#### WHAT IS REQUIRED:
Please reply with one number only: how many lines in the entries below contain the string "obrotu".

[Component data from apps and pages]
▶

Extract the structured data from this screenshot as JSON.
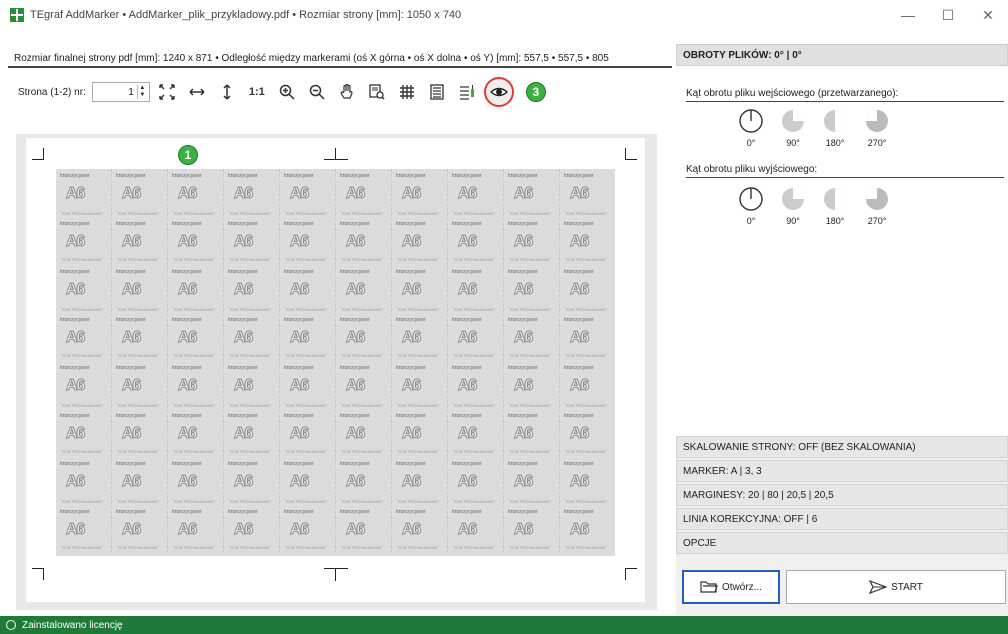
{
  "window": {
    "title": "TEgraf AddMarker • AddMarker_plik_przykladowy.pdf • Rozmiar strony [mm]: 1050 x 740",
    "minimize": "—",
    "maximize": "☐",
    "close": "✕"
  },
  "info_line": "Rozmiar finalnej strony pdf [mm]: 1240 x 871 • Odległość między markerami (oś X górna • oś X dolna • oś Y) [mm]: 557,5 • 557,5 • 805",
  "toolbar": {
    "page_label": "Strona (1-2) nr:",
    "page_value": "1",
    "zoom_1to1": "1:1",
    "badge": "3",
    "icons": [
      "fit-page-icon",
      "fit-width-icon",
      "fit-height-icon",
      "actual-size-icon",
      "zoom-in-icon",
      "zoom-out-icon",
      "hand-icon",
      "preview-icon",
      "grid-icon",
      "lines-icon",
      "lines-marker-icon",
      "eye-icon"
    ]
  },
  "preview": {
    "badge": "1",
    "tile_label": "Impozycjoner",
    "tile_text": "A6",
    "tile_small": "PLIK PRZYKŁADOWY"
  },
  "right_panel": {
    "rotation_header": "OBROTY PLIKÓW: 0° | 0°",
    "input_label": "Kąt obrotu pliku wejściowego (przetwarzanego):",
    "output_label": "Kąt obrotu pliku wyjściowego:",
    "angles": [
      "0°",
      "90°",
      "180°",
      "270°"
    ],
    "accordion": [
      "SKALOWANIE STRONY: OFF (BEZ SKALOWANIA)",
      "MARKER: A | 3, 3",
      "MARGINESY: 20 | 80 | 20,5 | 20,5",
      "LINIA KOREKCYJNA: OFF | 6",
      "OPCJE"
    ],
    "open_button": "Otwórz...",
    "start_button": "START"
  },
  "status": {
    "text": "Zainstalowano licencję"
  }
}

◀
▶

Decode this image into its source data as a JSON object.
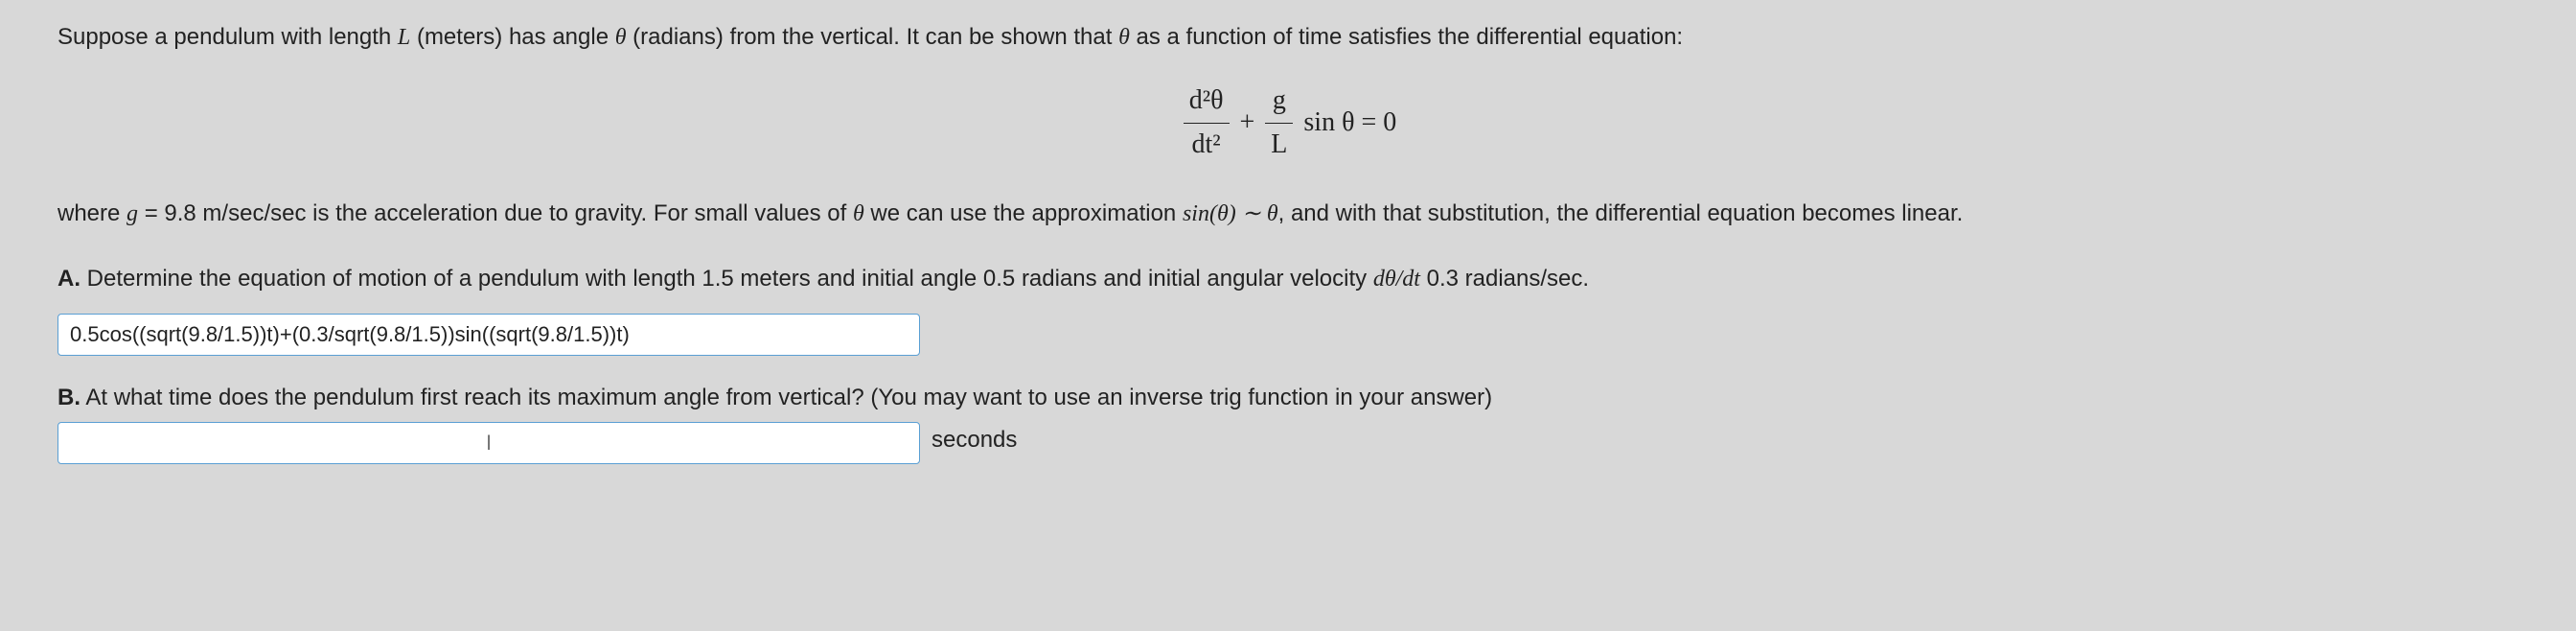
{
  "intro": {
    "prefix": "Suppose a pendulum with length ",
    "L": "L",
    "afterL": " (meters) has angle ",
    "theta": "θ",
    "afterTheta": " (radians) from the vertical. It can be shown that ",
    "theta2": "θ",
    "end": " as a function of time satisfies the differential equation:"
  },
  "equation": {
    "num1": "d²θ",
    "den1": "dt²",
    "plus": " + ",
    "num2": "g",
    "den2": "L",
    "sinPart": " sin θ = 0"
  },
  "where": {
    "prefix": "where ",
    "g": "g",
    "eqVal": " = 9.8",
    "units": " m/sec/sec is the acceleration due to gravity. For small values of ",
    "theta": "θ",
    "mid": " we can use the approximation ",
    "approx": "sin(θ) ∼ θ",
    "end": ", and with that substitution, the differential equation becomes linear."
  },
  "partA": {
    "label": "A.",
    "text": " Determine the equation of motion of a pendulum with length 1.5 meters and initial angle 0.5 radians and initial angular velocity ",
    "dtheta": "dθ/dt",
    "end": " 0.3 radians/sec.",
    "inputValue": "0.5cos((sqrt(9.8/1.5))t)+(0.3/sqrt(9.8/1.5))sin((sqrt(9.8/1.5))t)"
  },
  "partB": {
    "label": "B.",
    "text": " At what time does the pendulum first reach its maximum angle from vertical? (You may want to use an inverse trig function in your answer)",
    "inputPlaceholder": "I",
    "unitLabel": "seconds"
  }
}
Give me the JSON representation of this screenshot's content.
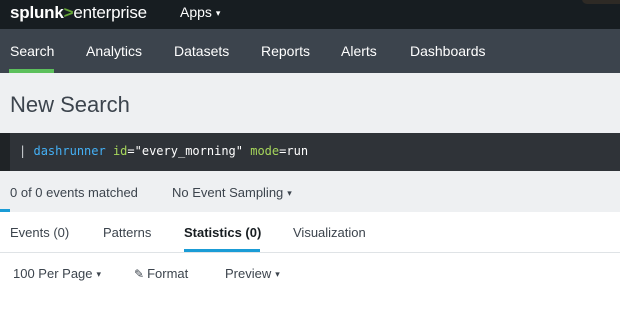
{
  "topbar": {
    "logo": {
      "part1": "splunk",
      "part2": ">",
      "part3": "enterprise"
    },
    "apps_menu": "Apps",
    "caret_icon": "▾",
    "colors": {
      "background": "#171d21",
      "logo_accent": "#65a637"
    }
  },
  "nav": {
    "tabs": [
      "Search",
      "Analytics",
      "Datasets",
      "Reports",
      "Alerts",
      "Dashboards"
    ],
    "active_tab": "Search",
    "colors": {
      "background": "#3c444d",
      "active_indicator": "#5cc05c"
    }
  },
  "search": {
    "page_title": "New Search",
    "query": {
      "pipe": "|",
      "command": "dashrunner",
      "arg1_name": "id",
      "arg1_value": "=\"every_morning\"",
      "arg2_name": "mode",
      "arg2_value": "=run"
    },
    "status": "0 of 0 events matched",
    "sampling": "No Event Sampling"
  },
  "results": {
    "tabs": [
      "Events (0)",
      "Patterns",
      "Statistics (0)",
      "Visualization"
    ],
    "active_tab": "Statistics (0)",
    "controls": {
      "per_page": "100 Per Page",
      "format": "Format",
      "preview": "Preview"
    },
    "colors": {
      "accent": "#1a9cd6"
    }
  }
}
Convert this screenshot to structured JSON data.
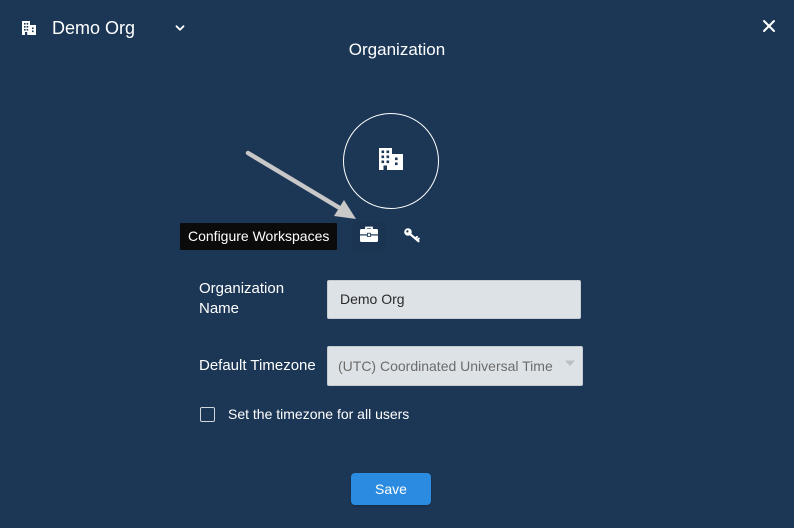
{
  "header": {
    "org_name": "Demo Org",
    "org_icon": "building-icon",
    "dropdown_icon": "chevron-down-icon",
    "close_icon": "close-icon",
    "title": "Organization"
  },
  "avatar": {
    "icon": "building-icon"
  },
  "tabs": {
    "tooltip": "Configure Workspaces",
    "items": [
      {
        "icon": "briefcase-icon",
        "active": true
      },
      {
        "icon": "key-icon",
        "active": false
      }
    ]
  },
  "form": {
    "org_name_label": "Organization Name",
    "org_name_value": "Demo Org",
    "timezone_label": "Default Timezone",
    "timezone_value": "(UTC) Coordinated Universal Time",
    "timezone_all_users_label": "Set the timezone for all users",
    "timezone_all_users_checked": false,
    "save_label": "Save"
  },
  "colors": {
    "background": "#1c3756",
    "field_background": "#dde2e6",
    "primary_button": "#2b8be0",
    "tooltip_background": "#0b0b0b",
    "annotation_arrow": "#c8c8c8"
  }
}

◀

#### RESPONSE BELOW:
2